===== Data extracts =====
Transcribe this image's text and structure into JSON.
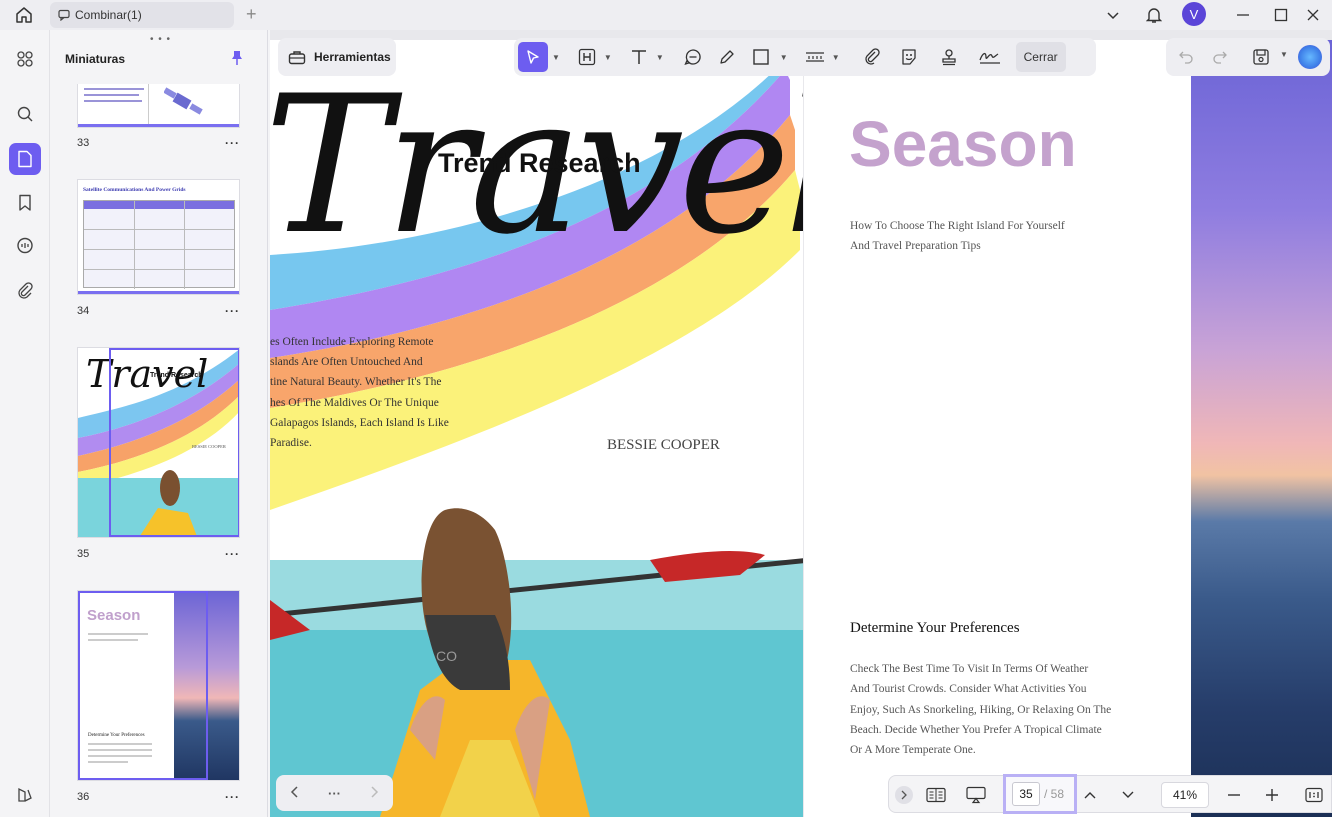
{
  "tab": {
    "label": "Combinar(1)"
  },
  "avatar": {
    "initial": "V"
  },
  "colors": {
    "accent": "#6d5df0"
  },
  "thumbnails": {
    "title": "Miniaturas",
    "items": [
      {
        "page": "33"
      },
      {
        "page": "34",
        "heading": "Satellite Communications And Power Grids"
      },
      {
        "page": "35",
        "title": "Travel",
        "subtitle": "Trend Research",
        "author": "BESSIE COOPER"
      },
      {
        "page": "36",
        "title": "Season",
        "heading": "Determine Your Preferences"
      }
    ]
  },
  "toolbar": {
    "herramientas": "Herramientas",
    "cerrar": "Cerrar"
  },
  "doc": {
    "left": {
      "script_title": "Travel",
      "subtitle": "Trend Research",
      "body_lines": [
        "es Often Include Exploring Remote",
        "slands Are Often Untouched And",
        "tine Natural Beauty. Whether It's The",
        "hes Of The Maldives Or The Unique",
        "Galapagos Islands, Each Island Is Like",
        "Paradise."
      ],
      "author": "BESSIE COOPER",
      "kayak_letters": "CO"
    },
    "right": {
      "title": "Season",
      "intro_lines": [
        "How To Choose The Right Island For Yourself",
        "And Travel Preparation Tips"
      ],
      "section_heading": "Determine Your Preferences",
      "section_lines": [
        "Check The Best Time To Visit In Terms Of Weather",
        "And Tourist Crowds. Consider What Activities You",
        "Enjoy, Such As Snorkeling, Hiking, Or Relaxing On The",
        "Beach. Decide Whether You Prefer A Tropical Climate",
        "Or A More Temperate One."
      ]
    }
  },
  "pager": {
    "current": "35",
    "total": "/ 58",
    "zoom": "41%",
    "more": "···"
  }
}
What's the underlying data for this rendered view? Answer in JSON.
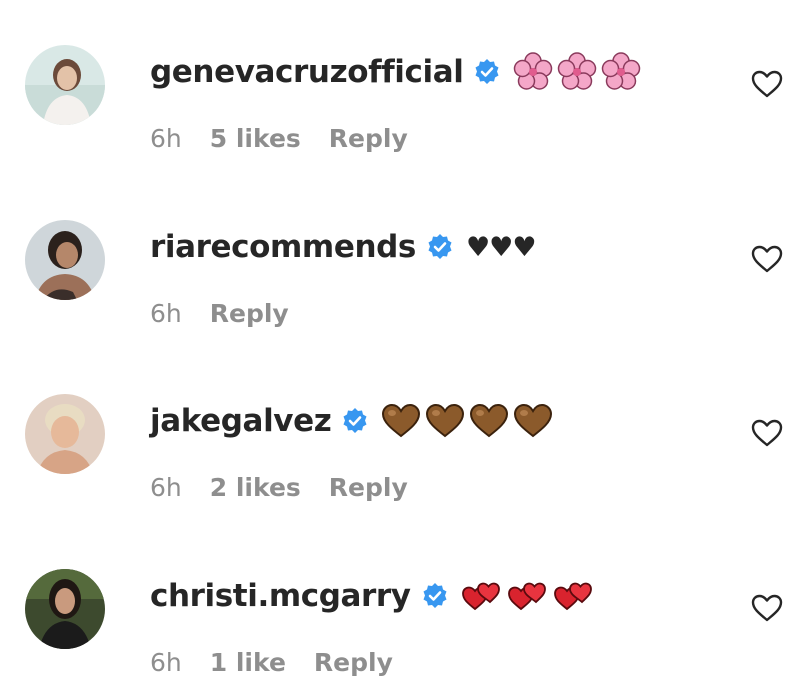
{
  "comments": [
    {
      "username": "genevacruzofficial",
      "verified": true,
      "emoji": "cherry-blossom",
      "emoji_count": 3,
      "time": "6h",
      "likes": "5 likes",
      "reply": "Reply"
    },
    {
      "username": "riarecommends",
      "verified": true,
      "text": "♥♥♥",
      "time": "6h",
      "likes": "",
      "reply": "Reply"
    },
    {
      "username": "jakegalvez",
      "verified": true,
      "emoji": "brown-heart",
      "emoji_count": 4,
      "time": "6h",
      "likes": "2 likes",
      "reply": "Reply"
    },
    {
      "username": "christi.mcgarry",
      "verified": true,
      "emoji": "two-hearts-red",
      "emoji_count": 3,
      "time": "6h",
      "likes": "1 like",
      "reply": "Reply"
    }
  ],
  "colors": {
    "username": "#262626",
    "meta": "#8e8e8e",
    "verified": "#3897f0",
    "brown_heart": "#8b5a2b",
    "red_heart": "#d9232e",
    "blossom": "#f4a7c8"
  },
  "icons": {
    "like": "heart-outline-icon",
    "verified": "verified-badge-icon"
  }
}
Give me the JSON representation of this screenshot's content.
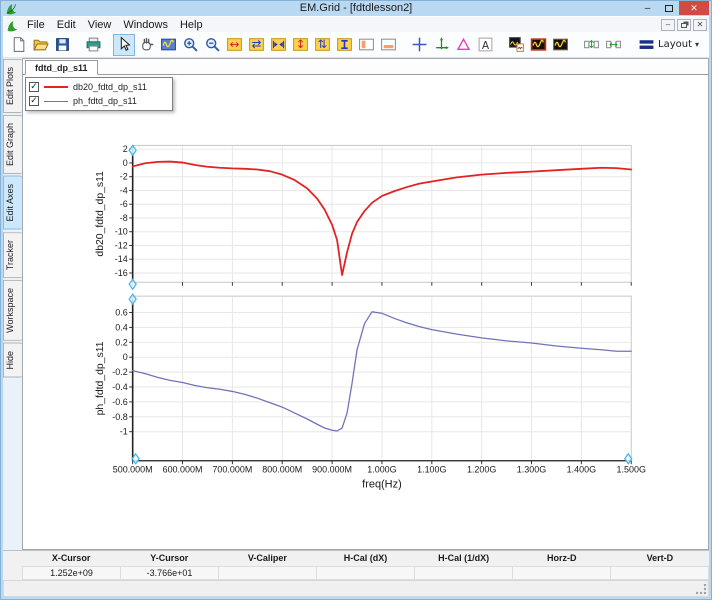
{
  "window": {
    "title": "EM.Grid - [fdtdlesson2]",
    "controls": {
      "minimize": "–",
      "maximize": "□",
      "close": "✕"
    }
  },
  "menus": [
    "File",
    "Edit",
    "View",
    "Windows",
    "Help"
  ],
  "mdi": {
    "minimize": "–",
    "close": "✕"
  },
  "toolbar": {
    "layout_label": "Layout",
    "caret": "▾",
    "items": [
      {
        "name": "new"
      },
      {
        "name": "open"
      },
      {
        "name": "save"
      },
      {
        "name": "print",
        "sep": true
      },
      {
        "name": "select",
        "sep": true,
        "selected": true
      },
      {
        "name": "pan"
      },
      {
        "name": "zoom-window"
      },
      {
        "name": "zoom-in"
      },
      {
        "name": "zoom-out"
      },
      {
        "name": "expand-h",
        "glyph": "↔",
        "glyph_color": "#d41c1c"
      },
      {
        "name": "shrink-h",
        "glyph": "⇄",
        "glyph_color": "#2038c8"
      },
      {
        "name": "fit-h"
      },
      {
        "name": "expand-v",
        "glyph": "↕",
        "glyph_color": "#d41c1c"
      },
      {
        "name": "shrink-v",
        "glyph": "⇅",
        "glyph_color": "#2038c8"
      },
      {
        "name": "fit-v"
      },
      {
        "name": "split-left"
      },
      {
        "name": "split-bottom"
      },
      {
        "name": "crosshair",
        "sep": true
      },
      {
        "name": "axes"
      },
      {
        "name": "delta-marker",
        "glyph": "△",
        "glyph_color": "#e040c0"
      },
      {
        "name": "text-label",
        "glyph": "A",
        "glyph_color": "#333333"
      },
      {
        "name": "plot-copy",
        "sep": true
      },
      {
        "name": "plot-frame-red"
      },
      {
        "name": "plot-frame"
      },
      {
        "name": "align-v",
        "sep": true,
        "glyph": "↕",
        "glyph_color": "#18a018"
      },
      {
        "name": "align-h",
        "glyph": "↔",
        "glyph_color": "#18a018"
      },
      {
        "name": "layout-menu",
        "sep": true
      }
    ]
  },
  "sidebar": {
    "tabs": [
      {
        "label": "Edit Plots",
        "selected": false
      },
      {
        "label": "Edit Graph",
        "selected": false
      },
      {
        "label": "Edit Axes",
        "selected": true
      },
      {
        "label": "Tracker",
        "selected": false
      },
      {
        "label": "Workspace",
        "selected": false
      },
      {
        "label": "Hide",
        "selected": false
      }
    ]
  },
  "doc_tab": {
    "label": "fdtd_dp_s11"
  },
  "legend": {
    "items": [
      {
        "label": "db20_fdtd_dp_s11",
        "color": "#e32222",
        "checked": true,
        "thickness": 2
      },
      {
        "label": "ph_fdtd_dp_s11",
        "color": "#7173b8",
        "checked": true,
        "thickness": 1
      }
    ]
  },
  "status": {
    "cols": [
      {
        "label": "X-Cursor",
        "value": "1.252e+09"
      },
      {
        "label": "Y-Cursor",
        "value": "-3.766e+01"
      },
      {
        "label": "V-Caliper",
        "value": ""
      },
      {
        "label": "H-Cal (dX)",
        "value": ""
      },
      {
        "label": "H-Cal (1/dX)",
        "value": ""
      },
      {
        "label": "Horz-D",
        "value": ""
      },
      {
        "label": "Vert-D",
        "value": ""
      }
    ]
  },
  "chart_data": {
    "type": "line",
    "xlabel": "freq(Hz)",
    "x_unit": "MHz",
    "xlim_mhz": [
      500,
      1500
    ],
    "x_ticks_mhz": [
      500,
      600,
      700,
      800,
      900,
      1000,
      1100,
      1200,
      1300,
      1400,
      1500
    ],
    "x_tick_labels": [
      "500.000M",
      "600.000M",
      "700.000M",
      "800.000M",
      "900.000M",
      "1.000G",
      "1.100G",
      "1.200G",
      "1.300G",
      "1.400G",
      "1.500G"
    ],
    "x_mhz": [
      500,
      525,
      550,
      575,
      600,
      625,
      650,
      675,
      700,
      725,
      750,
      775,
      800,
      825,
      850,
      870,
      885,
      900,
      910,
      920,
      930,
      940,
      950,
      965,
      980,
      1000,
      1025,
      1050,
      1075,
      1100,
      1150,
      1200,
      1250,
      1300,
      1350,
      1400,
      1440,
      1470,
      1500
    ],
    "series": [
      {
        "name": "db20_fdtd_dp_s11",
        "color": "#e32222",
        "plot": "top",
        "values": [
          -0.5,
          -0.05,
          0.15,
          0.2,
          0.05,
          -0.3,
          -0.55,
          -0.7,
          -0.8,
          -0.85,
          -0.95,
          -1.2,
          -1.7,
          -2.5,
          -3.7,
          -5.2,
          -6.8,
          -9.0,
          -11.2,
          -16.3,
          -13.0,
          -10.3,
          -8.6,
          -7.0,
          -5.8,
          -4.8,
          -4.1,
          -3.5,
          -3.0,
          -2.7,
          -2.1,
          -1.7,
          -1.45,
          -1.25,
          -1.05,
          -0.85,
          -0.7,
          -0.75,
          -0.95
        ]
      },
      {
        "name": "ph_fdtd_dp_s11",
        "color": "#7173b8",
        "plot": "bottom",
        "values": [
          -0.18,
          -0.22,
          -0.27,
          -0.31,
          -0.34,
          -0.38,
          -0.41,
          -0.43,
          -0.46,
          -0.5,
          -0.55,
          -0.61,
          -0.67,
          -0.75,
          -0.83,
          -0.9,
          -0.95,
          -0.98,
          -0.99,
          -0.95,
          -0.75,
          -0.35,
          0.1,
          0.45,
          0.61,
          0.59,
          0.52,
          0.46,
          0.41,
          0.37,
          0.31,
          0.26,
          0.22,
          0.19,
          0.15,
          0.12,
          0.1,
          0.08,
          0.08
        ]
      }
    ],
    "top": {
      "ylabel": "db20_fdtd_dp_s11",
      "yticks": [
        2,
        0,
        -2,
        -4,
        -6,
        -8,
        -10,
        -12,
        -14,
        -16
      ],
      "ylim": [
        -17.35,
        2.55
      ],
      "grid": true
    },
    "bottom": {
      "ylabel": "ph_fdtd_dp_s11",
      "yticks": [
        0.6,
        0.4,
        0.2,
        0,
        -0.2,
        -0.4,
        -0.6,
        -0.8,
        -1
      ],
      "ylim": [
        -1.39,
        0.82
      ],
      "grid": true
    },
    "legend_position": "top-left"
  }
}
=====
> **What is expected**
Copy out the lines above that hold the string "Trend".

> **Finished task**
        "subtitle": "Trend Research",
      "subtitle": "Trend Research",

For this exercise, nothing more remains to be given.